Lung cancer is an extremely serious disease. When given this diagnosis, patients and their families have many questions. How big is my tumor? Is my tumor fast or slow growing? What treatment is available? Some of the answers to these questions may take additional investigation. The keys to the best outcome for patients involves the cell type of the cancer, whether it has spread, and if there is a surgical option in the treatment. It is generally found that if a lung cancer can be fully removed and there is no distant spread, the patient will have the best outcome.
Unfortunately, once the cancer is removed, a period of follow up is needed to watch for recurrence. Most patients are very anxious about this possibility, and want to be examined often within the first five years following surgical removal. This anxiety, along with no clear-cut guidance about how often these patients need repeat studies, especially when they have no symptoms, has led to a hodgepodge of routines, usually based on the physician’s experience. This experience can sometimes be clouded by cases that did not turn out well and recurrence was found early.
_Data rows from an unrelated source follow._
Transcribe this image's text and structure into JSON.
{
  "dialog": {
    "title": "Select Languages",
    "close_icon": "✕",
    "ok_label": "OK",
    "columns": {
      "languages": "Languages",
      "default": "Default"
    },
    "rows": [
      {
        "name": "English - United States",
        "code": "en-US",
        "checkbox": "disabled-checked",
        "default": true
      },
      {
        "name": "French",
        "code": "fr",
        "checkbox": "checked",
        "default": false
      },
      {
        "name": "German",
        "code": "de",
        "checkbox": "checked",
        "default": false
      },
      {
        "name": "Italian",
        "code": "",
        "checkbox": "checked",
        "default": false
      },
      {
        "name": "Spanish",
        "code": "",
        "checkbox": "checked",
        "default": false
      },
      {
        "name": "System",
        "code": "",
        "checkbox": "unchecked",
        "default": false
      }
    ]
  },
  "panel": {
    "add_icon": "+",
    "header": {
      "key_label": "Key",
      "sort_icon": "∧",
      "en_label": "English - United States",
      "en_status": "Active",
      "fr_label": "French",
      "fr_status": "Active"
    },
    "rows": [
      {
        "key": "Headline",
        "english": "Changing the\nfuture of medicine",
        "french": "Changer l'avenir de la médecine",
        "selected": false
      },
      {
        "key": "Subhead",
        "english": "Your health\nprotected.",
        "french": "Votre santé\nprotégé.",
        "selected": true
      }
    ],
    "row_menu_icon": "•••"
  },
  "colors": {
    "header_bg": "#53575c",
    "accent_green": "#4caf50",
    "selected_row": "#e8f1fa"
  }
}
Subjecting patients to untimely tests, such as CT scans, can be as bad as doing nothing at all. A recent study showed that CT scanning a patient every three months did not improve survival over an annual CT scan. The importance here is that we should not be subjecting patients to needless radiation, unless they have symptoms.